Beaumont needed a chivalrous cause to apply as a veneer over his fixation on the wealth and vast estates of the Earldom of Buchan. He found his man in Edward Balliol, the son of a Scottish noble who had once challenged Robert the Bruce’s claim to the Scottish throne. The Balliol claim had failed, and Edward Balliol lived in exile in France. Beaumont convinced Edward Balliol that he had a chance at taking the crown. Drawing from his immense private wealth, Beamont raised and armed a private army to rout out his Scottish enemies, capture his lands in the north, and put Balliol on the throne. At Dupplin Moor, Beaumont’s 1,500 men faced a massive force of as many as 40,000, fiercely independent Scots. The scene was set for a massacre, but Beaumont set the stage so skillfully that he emerged triumphant. He placed his men above a valley and armed them with longbows, a new and lethal weapon in the 14th century. The Scots had no experienced military strategists, and they were foolhardy after a string of victories. English arrows rained down on the Scots, murdering them in mass as their own reinforcements trapped them in the ambush. Balliol took the throne, although even at his coronation the victory felt fleeting. Beaumont and the other lords who placed the crown on his head did not feel safe enough amid the hostile Scots to so much as take off their armor during the celebration.
For the first and only time in his decades-long pursuit, Beaumont reached Buchan. He restored the ancient fortress overlooking the prehistoric cliffs at Dundarg. But no sooner had he rebuilt the castle than he found himself besieged by hostile Scots who catapulted weapons that toppled the new walls. Edward III rushed into Scotland to rescue him, but he was too late.

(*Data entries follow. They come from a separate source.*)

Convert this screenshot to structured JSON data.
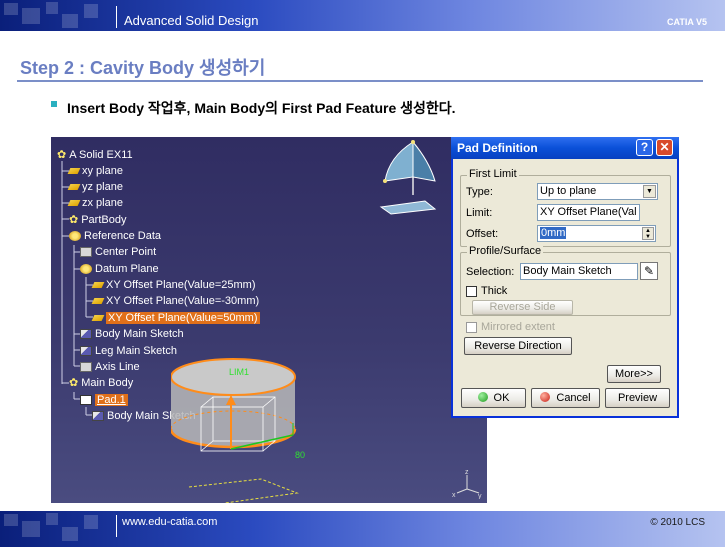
{
  "header": {
    "title": "Advanced Solid Design",
    "brand": "CATIA V5"
  },
  "heading": "Step 2 : Cavity Body 생성하기",
  "bullet": "Insert Body 작업후, Main Body의 First Pad Feature 생성한다.",
  "tree": {
    "items": [
      {
        "label": "A Solid EX11",
        "icon": "part-gear-icon"
      },
      {
        "label": "xy plane",
        "icon": "plane-icon"
      },
      {
        "label": "yz plane",
        "icon": "plane-icon"
      },
      {
        "label": "zx plane",
        "icon": "plane-icon"
      },
      {
        "label": "PartBody",
        "icon": "body-gear-icon"
      },
      {
        "label": "Reference Data",
        "icon": "reference-icon"
      },
      {
        "label": "Center Point",
        "icon": "point-icon"
      },
      {
        "label": "Datum Plane",
        "icon": "reference-icon"
      },
      {
        "label": "XY Offset Plane(Value=25mm)",
        "icon": "plane-icon"
      },
      {
        "label": "XY Offset Plane(Value=-30mm)",
        "icon": "plane-icon"
      },
      {
        "label": "XY Offset Plane(Value=50mm)",
        "icon": "plane-icon"
      },
      {
        "label": "Body Main Sketch",
        "icon": "sketch-icon"
      },
      {
        "label": "Leg Main Sketch",
        "icon": "sketch-icon"
      },
      {
        "label": "Axis Line",
        "icon": "axis-icon"
      },
      {
        "label": "Main Body",
        "icon": "body-gear-icon"
      },
      {
        "label": "Pad.1",
        "icon": "pad-icon"
      },
      {
        "label": "Body Main Sketch",
        "icon": "sketch-icon"
      }
    ]
  },
  "viewport": {
    "lim_label": "LIM1",
    "dim_label": "80"
  },
  "dialog": {
    "title": "Pad Definition",
    "help": "?",
    "close": "✕",
    "first_limit": {
      "label": "First Limit",
      "type_label": "Type:",
      "type_value": "Up to plane",
      "limit_label": "Limit:",
      "limit_value": "XY Offset Plane(Val",
      "offset_label": "Offset:",
      "offset_value": "0mm"
    },
    "profile": {
      "label": "Profile/Surface",
      "selection_label": "Selection:",
      "selection_value": "Body Main Sketch",
      "thick_label": "Thick",
      "reverse_side": "Reverse Side"
    },
    "mirrored_extent": "Mirrored extent",
    "reverse_direction": "Reverse Direction",
    "more": "More>>",
    "ok": "OK",
    "cancel": "Cancel",
    "preview": "Preview"
  },
  "footer": {
    "url": "www.edu-catia.com",
    "copyright": "© 2010 LCS"
  },
  "colors": {
    "heading": "#6a7ec2",
    "highlight": "#e0701a",
    "viewport": "#35346a",
    "dialog_title": "#0a50d8"
  }
}
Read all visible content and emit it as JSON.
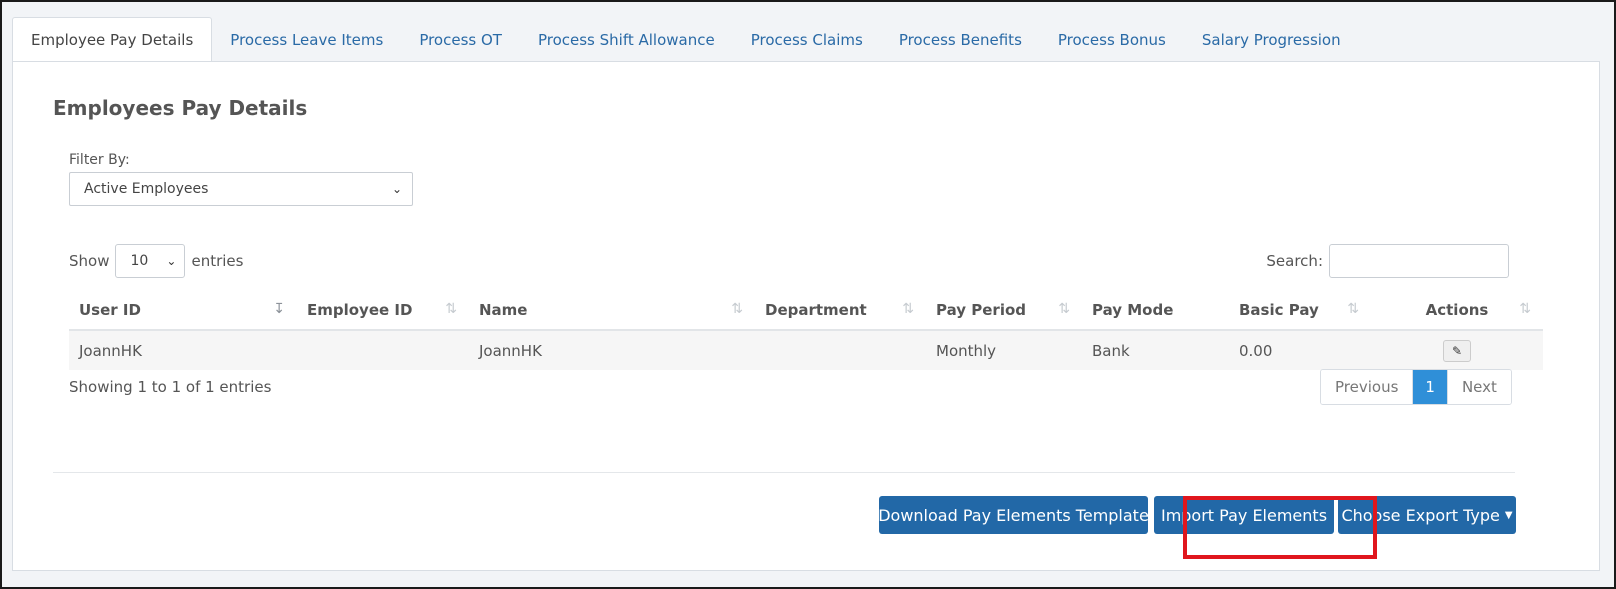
{
  "tabs": [
    {
      "label": "Employee Pay Details",
      "active": true
    },
    {
      "label": "Process Leave Items",
      "active": false
    },
    {
      "label": "Process OT",
      "active": false
    },
    {
      "label": "Process Shift Allowance",
      "active": false
    },
    {
      "label": "Process Claims",
      "active": false
    },
    {
      "label": "Process Benefits",
      "active": false
    },
    {
      "label": "Process Bonus",
      "active": false
    },
    {
      "label": "Salary Progression",
      "active": false
    }
  ],
  "page_title": "Employees Pay Details",
  "filter": {
    "label": "Filter By:",
    "value": "Active Employees"
  },
  "length_menu": {
    "before": "Show",
    "value": "10",
    "after": "entries"
  },
  "search": {
    "label": "Search:",
    "value": ""
  },
  "table": {
    "columns": [
      "User ID",
      "Employee ID",
      "Name",
      "Department",
      "Pay Period",
      "Pay Mode",
      "Basic Pay",
      "Actions"
    ],
    "rows": [
      {
        "user_id": "JoannHK",
        "employee_id": "",
        "name": "JoannHK",
        "department": "",
        "pay_period": "Monthly",
        "pay_mode": "Bank",
        "basic_pay": "0.00",
        "action_icon": "pencil-icon"
      }
    ]
  },
  "info": "Showing 1 to 1 of 1 entries",
  "pagination": {
    "previous": "Previous",
    "current": "1",
    "next": "Next"
  },
  "buttons": {
    "download_template": "Download Pay Elements Template",
    "import": "Import Pay Elements",
    "export": "Choose Export Type"
  },
  "colors": {
    "primary_button": "#2268a7",
    "tab_link": "#2a6aa6",
    "page_active": "#2f8fd8",
    "highlight": "#e0161d"
  }
}
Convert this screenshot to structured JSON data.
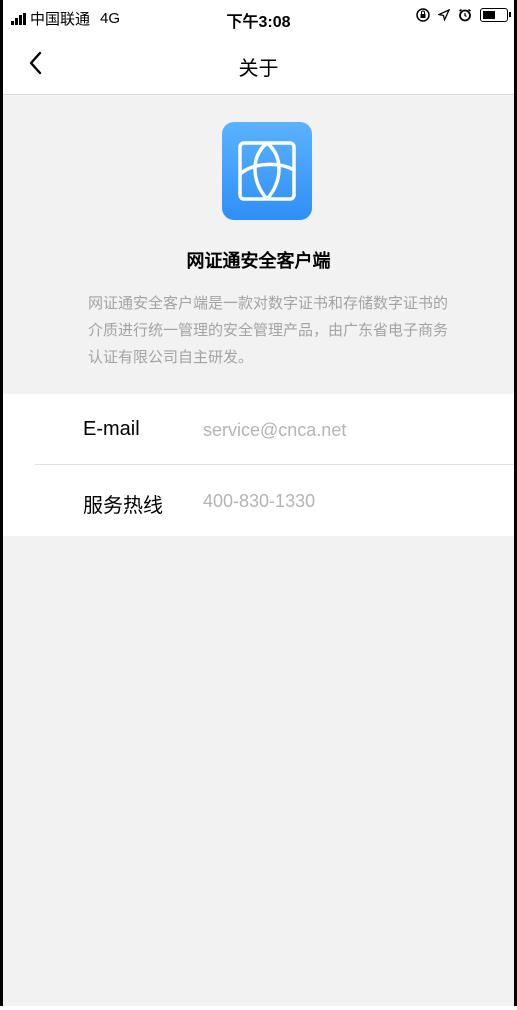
{
  "status_bar": {
    "carrier": "中国联通",
    "network": "4G",
    "time": "下午3:08",
    "battery_level": 0.6
  },
  "nav": {
    "title": "关于",
    "back_icon": "chevron-left-icon"
  },
  "about": {
    "app_name": "网证通安全客户端",
    "description": "网证通安全客户端是一款对数字证书和存储数字证书的介质进行统一管理的安全管理产品，由广东省电子商务认证有限公司自主研发。",
    "logo_icon": "app-logo-icon",
    "accent_color": "#3d9cfa"
  },
  "info": {
    "rows": [
      {
        "label": "E-mail",
        "value": "service@cnca.net"
      },
      {
        "label": "服务热线",
        "value": "400-830-1330"
      }
    ]
  }
}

Beaumont knew that his supplies were running out and aid remained hundreds of miles away, so he surrendered himself as a prisoner of the Scots. His enemies destroyed Dundarg anew and forever. Edward III, perhaps humiliated that he had failed to rescue Beaumont, laid waste to all of Scotland between Tweed and Forth. He burned every house and every store of grain he crossed. His men murdered everyone but the women and children. He devastated southern Scotland, and in so doing, only drove the Scots closer to his enemies in France. After Edward III helped pay off Beaumont’s ransom, the two men rove through Scotland burning and pillaging.
After over thirty years, even Beaumont had lost interest in putting Scotland under England’s yoke and invoking his claim to the Earldom of Buchan. Perhaps at long last he accepted that he was pursuing a hopeless cause. The Hundred Years War between France and England was underway, and the cause of a new conflict called his name. Decades earlier he had been a teenage knight in the retinue of Edward I in the Low Countries, and now he returned as a seasoned military strategist teaching Edward III the ways of battle. He died before he could join in the glories and defeats of the Hundred Years War, but the murderously effective methods of war he had perfected in Scotland became some of England’s best weapons against France.
“Sir Henry de Beaumont and His Retainers: The Dynamics of a Lord’s Military Retinues and Affinity in Early Fourteenth-Century England” by Andy King in Military Communities in Late Medieval England
Edward III and the Scots: The Formative Years of a Military Career, 1327-1335 by Ranald Nicholson
“Beaumont, Henry de, first Lord Beaumont” by J. R. Maddicott
Scalacronica: The Reigns of Edward I, Edward II and Edward III, by Sir Thomas Gray, translated by Sir Herbert Maxwell, 1907
The Second Scottish Wars of Independence, 1332-1363 by Chris Brown